“Dead dealers don’t collect.” Her grandfather’s words floated through her head after every less than savory job. She never heard them before the jobs which might have been the problem.
She took a big sigh and started on the line again. Her attention, however, kept wandering in his direction. He was the only other person in the bar with a book. She usually kept something to read on her and enjoyed the physical contact of an old fashioned paperback. They fit in her hoodie perfectly and were made to bend. Reading in bars gave her something to do when Brice refused to come out. Nevertheless, it was doing nothing for her at the moment. She took another sip of her Moscow Mule and made an executive decision.
“I also enjoy reading in bars.” She said in lieu of hello. She meant to say hello. She desperately wished for the coolness that came over her when conducting deals. She sat down in the empty seat next to him and prayed for confidence.
“That’s nice.” He set his drink down and looked in her eyes, not seeming annoyed by her intrusion at all. She tried to return his stare but couldn’t hold it. She didn’t want to read him and she knew that the temptation would come if she continued looking directly at him. Instead, she focused on cheeks. There was nothing special about his cheeks.
“All right then. Well, this was good. Good talk. If you’re interested I’ll be down there with my book. It’s not the history textbook you decided to bring tonight but what is? Right?” Cat didn’t bother to even fake leaving her seat. He continue to look at her with interest.
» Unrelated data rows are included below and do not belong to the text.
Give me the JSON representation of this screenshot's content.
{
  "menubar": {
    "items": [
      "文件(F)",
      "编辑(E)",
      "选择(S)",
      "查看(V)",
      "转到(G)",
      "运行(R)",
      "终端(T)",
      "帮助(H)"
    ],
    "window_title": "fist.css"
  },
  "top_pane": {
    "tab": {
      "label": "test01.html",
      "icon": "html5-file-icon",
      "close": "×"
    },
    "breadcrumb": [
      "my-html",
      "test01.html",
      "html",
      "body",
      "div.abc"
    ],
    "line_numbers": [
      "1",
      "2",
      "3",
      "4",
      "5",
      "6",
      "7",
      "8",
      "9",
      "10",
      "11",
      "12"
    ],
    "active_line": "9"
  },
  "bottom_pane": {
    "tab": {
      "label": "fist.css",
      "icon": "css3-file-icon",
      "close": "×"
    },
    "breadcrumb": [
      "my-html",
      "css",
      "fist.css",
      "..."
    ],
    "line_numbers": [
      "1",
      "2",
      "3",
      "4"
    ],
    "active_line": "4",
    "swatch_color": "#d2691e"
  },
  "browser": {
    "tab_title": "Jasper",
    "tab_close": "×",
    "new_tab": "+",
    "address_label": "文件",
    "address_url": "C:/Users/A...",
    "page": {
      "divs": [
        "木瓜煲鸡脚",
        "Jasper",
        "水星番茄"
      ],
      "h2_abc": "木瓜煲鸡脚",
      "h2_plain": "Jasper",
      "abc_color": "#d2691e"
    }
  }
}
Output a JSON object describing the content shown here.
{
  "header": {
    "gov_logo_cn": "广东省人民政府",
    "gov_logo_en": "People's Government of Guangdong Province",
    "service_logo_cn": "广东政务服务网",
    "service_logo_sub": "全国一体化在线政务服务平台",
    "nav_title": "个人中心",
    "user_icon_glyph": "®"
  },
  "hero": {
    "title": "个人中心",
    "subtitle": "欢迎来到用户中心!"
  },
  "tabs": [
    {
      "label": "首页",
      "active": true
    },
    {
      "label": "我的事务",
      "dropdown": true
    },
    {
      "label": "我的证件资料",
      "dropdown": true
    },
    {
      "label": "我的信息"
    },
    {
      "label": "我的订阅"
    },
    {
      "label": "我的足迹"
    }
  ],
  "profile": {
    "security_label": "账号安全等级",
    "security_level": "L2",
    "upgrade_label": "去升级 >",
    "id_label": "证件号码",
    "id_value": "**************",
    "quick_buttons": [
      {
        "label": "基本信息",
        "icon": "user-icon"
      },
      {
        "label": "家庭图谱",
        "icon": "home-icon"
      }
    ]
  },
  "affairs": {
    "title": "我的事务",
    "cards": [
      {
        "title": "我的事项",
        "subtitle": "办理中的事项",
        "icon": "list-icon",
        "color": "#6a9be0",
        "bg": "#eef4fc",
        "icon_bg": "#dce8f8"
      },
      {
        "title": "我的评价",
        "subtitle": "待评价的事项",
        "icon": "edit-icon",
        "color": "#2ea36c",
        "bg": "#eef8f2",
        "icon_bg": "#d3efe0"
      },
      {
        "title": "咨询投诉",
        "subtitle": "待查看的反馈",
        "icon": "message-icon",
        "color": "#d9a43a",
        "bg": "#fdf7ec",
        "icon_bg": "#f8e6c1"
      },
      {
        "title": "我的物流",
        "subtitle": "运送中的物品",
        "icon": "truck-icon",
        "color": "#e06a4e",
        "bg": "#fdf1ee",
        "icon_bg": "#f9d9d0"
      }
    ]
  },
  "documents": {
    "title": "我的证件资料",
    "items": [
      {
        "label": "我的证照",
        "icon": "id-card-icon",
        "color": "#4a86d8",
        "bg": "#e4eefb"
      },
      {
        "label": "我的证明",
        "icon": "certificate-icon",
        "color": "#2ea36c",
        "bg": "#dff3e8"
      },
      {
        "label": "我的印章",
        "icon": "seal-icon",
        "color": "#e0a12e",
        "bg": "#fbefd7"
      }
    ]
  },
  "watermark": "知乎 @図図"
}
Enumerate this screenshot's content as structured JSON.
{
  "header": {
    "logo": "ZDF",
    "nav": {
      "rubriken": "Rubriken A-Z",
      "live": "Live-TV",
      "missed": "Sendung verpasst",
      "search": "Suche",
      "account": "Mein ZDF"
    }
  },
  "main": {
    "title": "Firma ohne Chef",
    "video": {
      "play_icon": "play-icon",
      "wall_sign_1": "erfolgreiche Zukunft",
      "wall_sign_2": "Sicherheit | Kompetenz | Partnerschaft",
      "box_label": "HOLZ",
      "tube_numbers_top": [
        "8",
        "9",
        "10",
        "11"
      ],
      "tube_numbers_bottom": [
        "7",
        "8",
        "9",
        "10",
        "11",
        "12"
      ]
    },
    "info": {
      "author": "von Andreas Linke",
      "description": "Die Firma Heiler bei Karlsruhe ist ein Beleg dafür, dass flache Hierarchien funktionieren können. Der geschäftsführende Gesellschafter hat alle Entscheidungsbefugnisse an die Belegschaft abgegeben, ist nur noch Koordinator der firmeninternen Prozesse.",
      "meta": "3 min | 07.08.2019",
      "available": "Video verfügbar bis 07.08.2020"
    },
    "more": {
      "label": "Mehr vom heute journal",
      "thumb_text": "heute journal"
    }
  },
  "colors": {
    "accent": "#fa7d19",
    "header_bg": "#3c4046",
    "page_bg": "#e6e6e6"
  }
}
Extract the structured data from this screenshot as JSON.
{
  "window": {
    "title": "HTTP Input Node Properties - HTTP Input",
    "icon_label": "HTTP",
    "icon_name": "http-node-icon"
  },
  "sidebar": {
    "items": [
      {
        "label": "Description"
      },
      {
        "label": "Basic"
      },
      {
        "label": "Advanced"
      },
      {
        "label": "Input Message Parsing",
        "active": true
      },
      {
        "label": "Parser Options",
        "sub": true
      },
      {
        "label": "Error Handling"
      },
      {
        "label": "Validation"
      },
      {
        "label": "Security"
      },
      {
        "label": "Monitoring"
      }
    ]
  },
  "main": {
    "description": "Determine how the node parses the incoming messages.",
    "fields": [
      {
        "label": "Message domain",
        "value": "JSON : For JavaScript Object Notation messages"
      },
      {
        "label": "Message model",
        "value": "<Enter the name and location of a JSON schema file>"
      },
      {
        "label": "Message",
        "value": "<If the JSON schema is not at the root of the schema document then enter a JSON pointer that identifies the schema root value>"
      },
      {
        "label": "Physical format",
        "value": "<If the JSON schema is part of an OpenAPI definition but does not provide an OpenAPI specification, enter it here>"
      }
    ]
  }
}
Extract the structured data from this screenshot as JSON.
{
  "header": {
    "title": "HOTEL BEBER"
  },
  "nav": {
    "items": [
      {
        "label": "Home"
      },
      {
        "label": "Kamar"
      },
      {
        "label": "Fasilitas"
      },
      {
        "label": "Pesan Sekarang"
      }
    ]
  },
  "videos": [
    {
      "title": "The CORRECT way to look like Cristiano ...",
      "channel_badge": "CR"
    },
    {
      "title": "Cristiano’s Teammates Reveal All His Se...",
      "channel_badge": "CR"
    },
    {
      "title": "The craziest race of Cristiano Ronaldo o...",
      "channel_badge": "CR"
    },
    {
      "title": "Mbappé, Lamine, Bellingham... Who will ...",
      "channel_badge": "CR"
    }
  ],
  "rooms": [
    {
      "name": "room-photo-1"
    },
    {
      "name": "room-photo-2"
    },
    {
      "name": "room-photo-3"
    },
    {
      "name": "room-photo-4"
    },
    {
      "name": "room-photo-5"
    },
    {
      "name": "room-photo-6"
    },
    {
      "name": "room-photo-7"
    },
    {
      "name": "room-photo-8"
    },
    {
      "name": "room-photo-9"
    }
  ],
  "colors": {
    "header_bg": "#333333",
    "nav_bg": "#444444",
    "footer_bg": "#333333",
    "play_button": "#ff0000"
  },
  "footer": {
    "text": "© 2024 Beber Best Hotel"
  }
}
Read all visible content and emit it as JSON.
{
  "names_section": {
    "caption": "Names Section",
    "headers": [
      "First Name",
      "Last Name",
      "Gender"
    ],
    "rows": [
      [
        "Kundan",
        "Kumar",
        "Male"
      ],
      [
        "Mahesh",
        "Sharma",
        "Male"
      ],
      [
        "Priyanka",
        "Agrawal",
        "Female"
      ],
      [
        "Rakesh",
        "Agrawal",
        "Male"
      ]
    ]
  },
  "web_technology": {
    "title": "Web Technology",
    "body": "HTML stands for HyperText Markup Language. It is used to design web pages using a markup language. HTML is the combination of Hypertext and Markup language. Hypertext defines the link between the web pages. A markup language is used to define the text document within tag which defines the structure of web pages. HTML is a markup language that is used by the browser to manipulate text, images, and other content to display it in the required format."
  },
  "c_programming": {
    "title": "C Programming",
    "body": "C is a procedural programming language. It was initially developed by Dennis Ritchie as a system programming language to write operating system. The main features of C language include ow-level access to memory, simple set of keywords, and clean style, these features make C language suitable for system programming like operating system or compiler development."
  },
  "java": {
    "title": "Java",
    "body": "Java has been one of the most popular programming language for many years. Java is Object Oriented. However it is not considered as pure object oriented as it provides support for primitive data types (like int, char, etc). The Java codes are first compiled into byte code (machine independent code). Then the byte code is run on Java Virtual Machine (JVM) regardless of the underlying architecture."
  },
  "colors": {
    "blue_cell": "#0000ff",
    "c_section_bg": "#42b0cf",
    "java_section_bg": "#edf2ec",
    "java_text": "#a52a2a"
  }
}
It felt as though he were trying to make up his mind about her.
“Did you just flirt with me by insulting my book?” He closed his book and now turned his whole body to her. The smile spread wide and slow across his face and she struggled to keep her focus. It was the type of smile she could tell, without reading him, that he didn’t do often. It also added to his attractiveness which she already found distracting. He was tall and solid. His skin reminded her of the dark wood on Lace’s cane. He had facial hair but it was well kept. She felt the urge to play with his beard and tapped her fingers instead. She bet he used top of the line products. She took a sniff and found her assessment was correct.
“No. I mean, you’re the type of guy who reads history textbooks and some find that sexy. I’m sure.” She smiled and forced herself to continue looking at his cheeks. Cat wasn’t sure how much longer she could keep up without touching him.
“I don’t know that I want to be judged by someone reading “Valley of the Dolls” while drinking gin.” He chuckled and poked at the cover of her book.
“Well, I can’t promise I won’t judge you. But I can promise I won’t ruin the ending of the Second World War.” She raised her eyebrows and pinned him with her best flirty smirk.
“Deal.” He placed his hand on hers quickly. It wasn’t something he meant to do and she could see that clearly. She could also see his whole thought process on his face and felt his satisfaction with the impromptu action when he squeezed her hand lightly before returning to his own personal space.
“My name is Cat. I figured you should know.” She smiled as she sipped her drink. She was already wording the text she’d send to Brice about this later.
“Luke.” He responded and brushed her thigh with his as he returned to his book.